Provisions allowing the state’s High Speed Rail Authority to disqualify bidders based on undesirable wartime track records and to assess civil penalties for filing false disclosure reports also were stripped from the bill in committee. It now appears that intense lobbying originating in both Tokyo and Washington may succeed in killing the bill altogether, despite the broad support it has garnered so far, as American officials want Japanese firms to play a central role in building California’s rail network.
Japanese Transportation Minister Maehara Seiji visited San Francisco in late June to promote the nation’s bullet train technology. Maehara also has invited Governor Arnold Schwarzenegger to visit Japan in September to negotiate rail deals directly, suggesting the WWII measure would be very inconvenient for business and political interests.

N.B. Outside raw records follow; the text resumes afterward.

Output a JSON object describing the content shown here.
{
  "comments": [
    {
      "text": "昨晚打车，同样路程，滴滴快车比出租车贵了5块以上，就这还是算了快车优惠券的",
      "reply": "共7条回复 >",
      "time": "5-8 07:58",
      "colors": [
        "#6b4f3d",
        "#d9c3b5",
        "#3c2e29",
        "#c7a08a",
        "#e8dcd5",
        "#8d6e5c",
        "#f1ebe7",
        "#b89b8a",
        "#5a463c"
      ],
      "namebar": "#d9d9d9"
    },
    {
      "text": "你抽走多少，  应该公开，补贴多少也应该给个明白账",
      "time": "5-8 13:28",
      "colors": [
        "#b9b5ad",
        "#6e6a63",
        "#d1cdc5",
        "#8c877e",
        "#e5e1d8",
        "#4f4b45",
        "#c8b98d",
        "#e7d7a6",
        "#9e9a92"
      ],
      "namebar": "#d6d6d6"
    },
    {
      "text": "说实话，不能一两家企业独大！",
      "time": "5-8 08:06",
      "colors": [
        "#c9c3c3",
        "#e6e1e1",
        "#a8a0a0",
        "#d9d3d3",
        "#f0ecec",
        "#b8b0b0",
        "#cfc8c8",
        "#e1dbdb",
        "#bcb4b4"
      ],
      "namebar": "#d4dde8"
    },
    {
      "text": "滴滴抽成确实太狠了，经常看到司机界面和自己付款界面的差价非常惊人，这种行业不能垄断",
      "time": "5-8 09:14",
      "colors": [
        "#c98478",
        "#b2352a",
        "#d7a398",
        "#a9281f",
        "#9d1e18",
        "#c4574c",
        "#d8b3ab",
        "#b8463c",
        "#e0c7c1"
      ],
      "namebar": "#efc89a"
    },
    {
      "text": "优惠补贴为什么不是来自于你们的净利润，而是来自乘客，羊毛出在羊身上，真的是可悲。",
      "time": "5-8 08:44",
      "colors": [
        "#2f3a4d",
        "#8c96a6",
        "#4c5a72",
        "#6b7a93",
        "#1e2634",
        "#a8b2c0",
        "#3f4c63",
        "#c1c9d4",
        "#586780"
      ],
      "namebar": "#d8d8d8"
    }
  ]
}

A California Senate appropriations committee may well torpedo the proposed legislation when it meets in early August if it finds that a negative fiscal impact would result, even though any financial burdens related to supplying information would be borne by the foreign companies. Even if the much-watched bill dies, California’s influential Asian American community and others may still try to use the public contracts as a multibillion-dollar lever for finally holding Japanese firms accountable.
Set up in 2000 and funded in equal measure by the German federal government and industrial sector, the Foundation “Remembrance, Responsibility and the Future” paid out some $6 billion in compensation to 1.7 million Nazi-era forced laborers or their heirs, mostly non-Jews living in Eastern Europe and the former Soviet Union. The year before German President Johannes Rau observed of the victims’ basic desire, “What they want is for their suffering to be recognized as suffering and for the injustice done to them to be named injustice.”
Japan’s government and corporations remain far from fulfilling this desire for their Chinese, Korean and Allied POW victims of forced labor. Yet movement on the issues may be on the agenda. Chief Cabinet Secretary Sengoku Yoshito told a group of foreign reporters in Tokyo in early July that Japan’s legalistic, treaty-based approach to persistent redress demands has been insufficient. The top official suggested new political measures, perhaps even including individual compensation, may be necessary for improving ties with South Korea and China.
With political and economic leaders evidently reassessing the costs of endless stonewalling, and the potential benefits of smoother foreign relations and enhanced business prospects, Japan now appears to be moving toward righting historical injustices. The question is whether Japan — along with neighboring governments and the global community — will move quickly enough for the final cohort of surviving forced laborers to receive a modicum of justice.
William Underwood researches ongoing reparations movements for forced labor in wartime Japan. He is a coordinator for The Asia-Pacific Journal: Japan Focus and can be reached at email@example.com.
He wrote this article for The Asia-Pacific Journal.